What you are asked to do: I would like you to output every record below exactly, apart from the pictures.

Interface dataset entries
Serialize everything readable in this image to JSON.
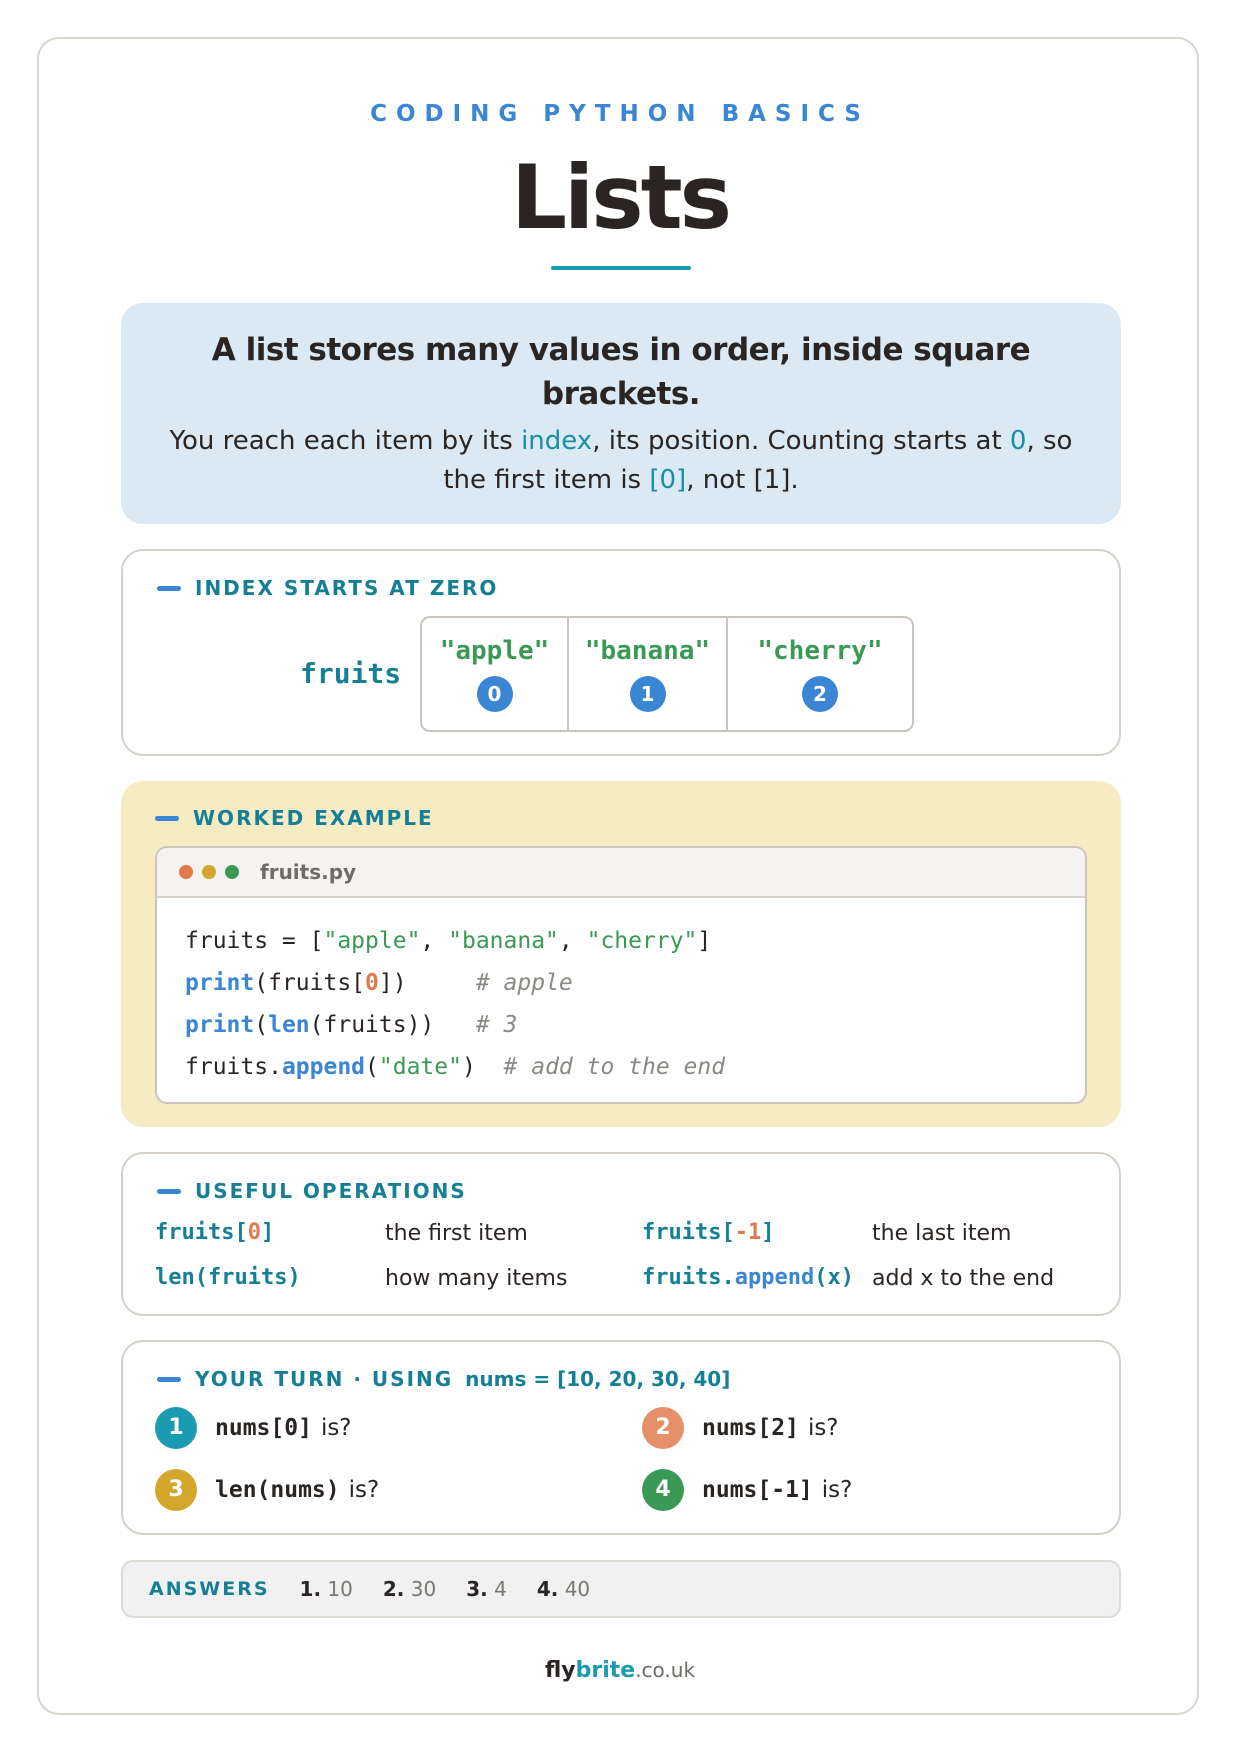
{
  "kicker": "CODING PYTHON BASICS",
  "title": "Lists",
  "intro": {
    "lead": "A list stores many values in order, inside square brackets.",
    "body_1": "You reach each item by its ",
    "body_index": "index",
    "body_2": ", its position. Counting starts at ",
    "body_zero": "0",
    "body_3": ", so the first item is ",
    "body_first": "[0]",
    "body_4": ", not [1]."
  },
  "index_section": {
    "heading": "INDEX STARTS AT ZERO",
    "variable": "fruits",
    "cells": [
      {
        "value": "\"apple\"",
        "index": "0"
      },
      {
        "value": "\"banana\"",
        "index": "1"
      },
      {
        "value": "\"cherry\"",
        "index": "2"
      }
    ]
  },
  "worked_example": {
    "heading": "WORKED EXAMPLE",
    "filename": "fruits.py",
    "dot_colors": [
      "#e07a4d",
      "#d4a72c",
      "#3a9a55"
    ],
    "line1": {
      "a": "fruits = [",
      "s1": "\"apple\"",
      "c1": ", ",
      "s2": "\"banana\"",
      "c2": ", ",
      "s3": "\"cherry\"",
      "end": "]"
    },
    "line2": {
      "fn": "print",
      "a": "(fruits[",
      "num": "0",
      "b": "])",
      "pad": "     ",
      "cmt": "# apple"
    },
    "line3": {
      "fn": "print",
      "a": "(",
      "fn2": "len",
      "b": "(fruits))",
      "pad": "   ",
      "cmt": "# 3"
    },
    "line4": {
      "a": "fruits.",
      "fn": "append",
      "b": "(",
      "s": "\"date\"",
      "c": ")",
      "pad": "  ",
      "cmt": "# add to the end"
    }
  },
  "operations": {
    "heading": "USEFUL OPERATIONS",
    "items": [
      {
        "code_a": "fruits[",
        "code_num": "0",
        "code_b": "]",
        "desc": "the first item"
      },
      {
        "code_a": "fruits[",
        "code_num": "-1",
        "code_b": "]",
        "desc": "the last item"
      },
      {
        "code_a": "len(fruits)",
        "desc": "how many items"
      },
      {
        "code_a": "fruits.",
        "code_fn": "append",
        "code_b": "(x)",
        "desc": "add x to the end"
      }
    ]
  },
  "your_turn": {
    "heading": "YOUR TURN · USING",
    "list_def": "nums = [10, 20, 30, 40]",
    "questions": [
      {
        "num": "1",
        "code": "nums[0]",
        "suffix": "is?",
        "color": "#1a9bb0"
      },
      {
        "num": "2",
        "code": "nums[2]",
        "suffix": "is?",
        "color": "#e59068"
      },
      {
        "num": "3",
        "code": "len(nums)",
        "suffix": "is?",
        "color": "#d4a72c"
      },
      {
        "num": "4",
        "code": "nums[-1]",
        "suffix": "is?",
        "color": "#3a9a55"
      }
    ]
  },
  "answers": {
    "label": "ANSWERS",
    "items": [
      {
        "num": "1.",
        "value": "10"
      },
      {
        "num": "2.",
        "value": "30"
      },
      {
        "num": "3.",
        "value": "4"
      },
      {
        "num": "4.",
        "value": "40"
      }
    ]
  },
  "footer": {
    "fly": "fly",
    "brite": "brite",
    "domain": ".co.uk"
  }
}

Result for this exercise:
Serialize everything readable in this image to JSON.
{
  "kicker": "CODING PYTHON BASICS",
  "title": "Lists",
  "intro": {
    "lead": "A list stores many values in order, inside square brackets.",
    "body_1": "You reach each item by its ",
    "body_index": "index",
    "body_2": ", its position. Counting starts at ",
    "body_zero": "0",
    "body_3": ", so the first item is ",
    "body_first": "[0]",
    "body_4": ", not [1]."
  },
  "index_section": {
    "heading": "INDEX STARTS AT ZERO",
    "variable": "fruits",
    "cells": [
      {
        "value": "\"apple\"",
        "index": "0"
      },
      {
        "value": "\"banana\"",
        "index": "1"
      },
      {
        "value": "\"cherry\"",
        "index": "2"
      }
    ]
  },
  "worked_example": {
    "heading": "WORKED EXAMPLE",
    "filename": "fruits.py",
    "dot_colors": [
      "#e07a4d",
      "#d4a72c",
      "#3a9a55"
    ],
    "line1": {
      "a": "fruits = [",
      "s1": "\"apple\"",
      "c1": ", ",
      "s2": "\"banana\"",
      "c2": ", ",
      "s3": "\"cherry\"",
      "end": "]"
    },
    "line2": {
      "fn": "print",
      "a": "(fruits[",
      "num": "0",
      "b": "])",
      "pad": "     ",
      "cmt": "# apple"
    },
    "line3": {
      "fn": "print",
      "a": "(",
      "fn2": "len",
      "b": "(fruits))",
      "pad": "   ",
      "cmt": "# 3"
    },
    "line4": {
      "a": "fruits.",
      "fn": "append",
      "b": "(",
      "s": "\"date\"",
      "c": ")",
      "pad": "  ",
      "cmt": "# add to the end"
    }
  },
  "operations": {
    "heading": "USEFUL OPERATIONS",
    "items": [
      {
        "code_a": "fruits[",
        "code_num": "0",
        "code_b": "]",
        "desc": "the first item"
      },
      {
        "code_a": "fruits[",
        "code_num": "-1",
        "code_b": "]",
        "desc": "the last item"
      },
      {
        "code_a": "len(fruits)",
        "desc": "how many items"
      },
      {
        "code_a": "fruits.",
        "code_fn": "append",
        "code_b": "(x)",
        "desc": "add x to the end"
      }
    ]
  },
  "your_turn": {
    "heading": "YOUR TURN · USING",
    "list_def": "nums = [10, 20, 30, 40]",
    "questions": [
      {
        "num": "1",
        "code": "nums[0]",
        "suffix": "is?",
        "color": "#1a9bb0"
      },
      {
        "num": "2",
        "code": "nums[2]",
        "suffix": "is?",
        "color": "#e59068"
      },
      {
        "num": "3",
        "code": "len(nums)",
        "suffix": "is?",
        "color": "#d4a72c"
      },
      {
        "num": "4",
        "code": "nums[-1]",
        "suffix": "is?",
        "color": "#3a9a55"
      }
    ]
  },
  "answers": {
    "label": "ANSWERS",
    "items": [
      {
        "num": "1.",
        "value": "10"
      },
      {
        "num": "2.",
        "value": "30"
      },
      {
        "num": "3.",
        "value": "4"
      },
      {
        "num": "4.",
        "value": "40"
      }
    ]
  },
  "footer": {
    "fly": "fly",
    "brite": "brite",
    "domain": ".co.uk"
  }
}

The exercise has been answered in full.